#### Try it:
Copy out each line featuring the string "sender" from the entries beneath.

[Dataset items]

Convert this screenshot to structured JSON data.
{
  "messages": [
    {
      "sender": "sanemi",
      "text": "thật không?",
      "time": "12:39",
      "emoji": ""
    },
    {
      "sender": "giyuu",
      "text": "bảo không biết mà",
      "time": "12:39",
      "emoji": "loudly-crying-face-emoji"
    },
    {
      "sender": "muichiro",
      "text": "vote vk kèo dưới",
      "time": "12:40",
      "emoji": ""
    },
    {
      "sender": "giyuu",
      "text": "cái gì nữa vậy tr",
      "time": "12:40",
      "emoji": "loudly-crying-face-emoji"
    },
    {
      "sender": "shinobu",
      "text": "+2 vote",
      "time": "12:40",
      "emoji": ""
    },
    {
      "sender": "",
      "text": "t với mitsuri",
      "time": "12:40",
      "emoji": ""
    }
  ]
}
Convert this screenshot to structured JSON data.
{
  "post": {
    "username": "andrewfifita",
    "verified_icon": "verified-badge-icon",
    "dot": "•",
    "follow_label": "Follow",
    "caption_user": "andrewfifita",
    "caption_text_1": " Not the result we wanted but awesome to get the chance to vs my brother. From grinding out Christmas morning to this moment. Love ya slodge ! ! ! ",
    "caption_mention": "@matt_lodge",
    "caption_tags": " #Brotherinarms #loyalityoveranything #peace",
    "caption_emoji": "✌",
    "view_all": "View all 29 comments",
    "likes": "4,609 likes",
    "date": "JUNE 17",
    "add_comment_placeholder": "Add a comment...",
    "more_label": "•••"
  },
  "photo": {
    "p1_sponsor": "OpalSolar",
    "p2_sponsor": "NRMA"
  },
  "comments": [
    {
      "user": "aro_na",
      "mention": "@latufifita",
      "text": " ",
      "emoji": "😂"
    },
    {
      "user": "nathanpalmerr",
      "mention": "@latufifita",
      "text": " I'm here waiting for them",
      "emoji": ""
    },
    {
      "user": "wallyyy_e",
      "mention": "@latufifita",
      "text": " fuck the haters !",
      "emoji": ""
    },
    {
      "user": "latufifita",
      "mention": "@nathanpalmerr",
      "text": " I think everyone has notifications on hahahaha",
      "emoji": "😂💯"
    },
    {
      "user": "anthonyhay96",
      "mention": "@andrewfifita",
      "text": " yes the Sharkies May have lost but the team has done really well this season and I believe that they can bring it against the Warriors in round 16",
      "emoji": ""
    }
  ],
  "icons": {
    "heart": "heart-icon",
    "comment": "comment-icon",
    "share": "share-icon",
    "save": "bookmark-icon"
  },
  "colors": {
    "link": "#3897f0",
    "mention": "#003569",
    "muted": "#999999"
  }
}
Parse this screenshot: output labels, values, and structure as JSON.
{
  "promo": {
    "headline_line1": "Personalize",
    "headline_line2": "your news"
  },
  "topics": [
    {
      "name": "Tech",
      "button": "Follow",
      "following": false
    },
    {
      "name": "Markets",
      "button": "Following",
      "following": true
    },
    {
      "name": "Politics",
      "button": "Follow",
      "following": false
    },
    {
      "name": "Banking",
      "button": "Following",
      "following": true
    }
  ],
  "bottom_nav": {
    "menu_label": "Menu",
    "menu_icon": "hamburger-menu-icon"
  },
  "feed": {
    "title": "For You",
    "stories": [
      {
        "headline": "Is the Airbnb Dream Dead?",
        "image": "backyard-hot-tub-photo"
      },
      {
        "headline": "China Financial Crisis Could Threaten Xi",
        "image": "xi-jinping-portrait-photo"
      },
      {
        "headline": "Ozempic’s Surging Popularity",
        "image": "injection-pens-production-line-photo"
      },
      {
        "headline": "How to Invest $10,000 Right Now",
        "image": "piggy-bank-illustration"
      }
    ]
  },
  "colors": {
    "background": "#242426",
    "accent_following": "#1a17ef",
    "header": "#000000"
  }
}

#### Written answer:
      "sender": "sanemi",
      "sender": "giyuu",
      "sender": "muichiro",
      "sender": "giyuu",
      "sender": "shinobu",
      "sender": "",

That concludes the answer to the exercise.